* _Activity_
Within the entries below, find the lines that hold "notes" and report only how many there are.

-- Exercise data follows --

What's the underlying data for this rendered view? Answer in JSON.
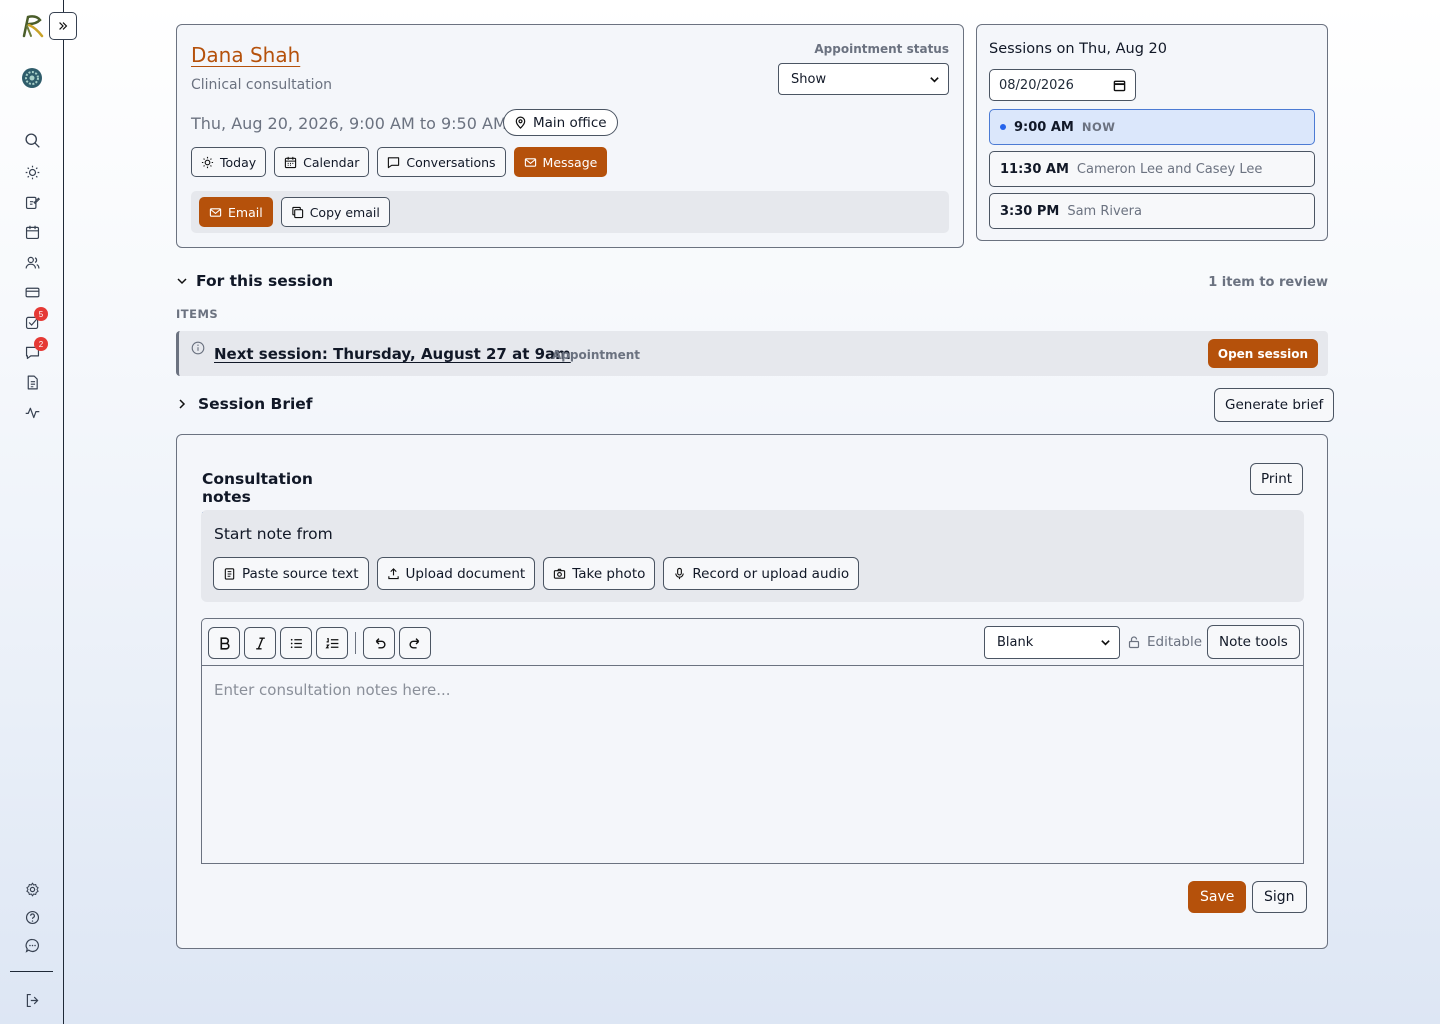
{
  "sidebar": {
    "badges": {
      "tasks": "5",
      "messages": "2"
    }
  },
  "appointment": {
    "client_name": "Dana Shah",
    "type": "Clinical consultation",
    "status_label": "Appointment status",
    "status_value": "Show",
    "datetime": "Thu, Aug 20, 2026, 9:00 AM to 9:50 AM",
    "location": "Main office",
    "actions": {
      "today": "Today",
      "calendar": "Calendar",
      "conversations": "Conversations",
      "message": "Message"
    },
    "email_actions": {
      "email": "Email",
      "copy_email": "Copy email"
    }
  },
  "sessions": {
    "title": "Sessions on Thu, Aug 20",
    "date_value": "08/20/2026",
    "items": [
      {
        "time": "9:00 AM",
        "who": "NOW"
      },
      {
        "time": "11:30 AM",
        "who": "Cameron Lee and Casey Lee"
      },
      {
        "time": "3:30 PM",
        "who": "Sam Rivera"
      }
    ]
  },
  "for_session": {
    "title": "For this session",
    "review_count": "1 item to review",
    "items_label": "ITEMS",
    "item": {
      "title": "Next session: Thursday, August 27 at 9am",
      "kind": "Appointment",
      "action": "Open session"
    }
  },
  "brief": {
    "title": "Session Brief",
    "action": "Generate brief"
  },
  "notes": {
    "tab": "Consultation notes",
    "print": "Print",
    "start_from": {
      "title": "Start note from",
      "paste": "Paste source text",
      "upload": "Upload document",
      "photo": "Take photo",
      "audio": "Record or upload audio"
    },
    "template_value": "Blank",
    "editable": "Editable",
    "note_tools": "Note tools",
    "placeholder": "Enter consultation notes here...",
    "save": "Save",
    "sign": "Sign"
  },
  "colors": {
    "accent": "#b5510b",
    "now_highlight": "#dbe7fb",
    "badge": "#e53935"
  }
}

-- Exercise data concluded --

* _Expected answer_
3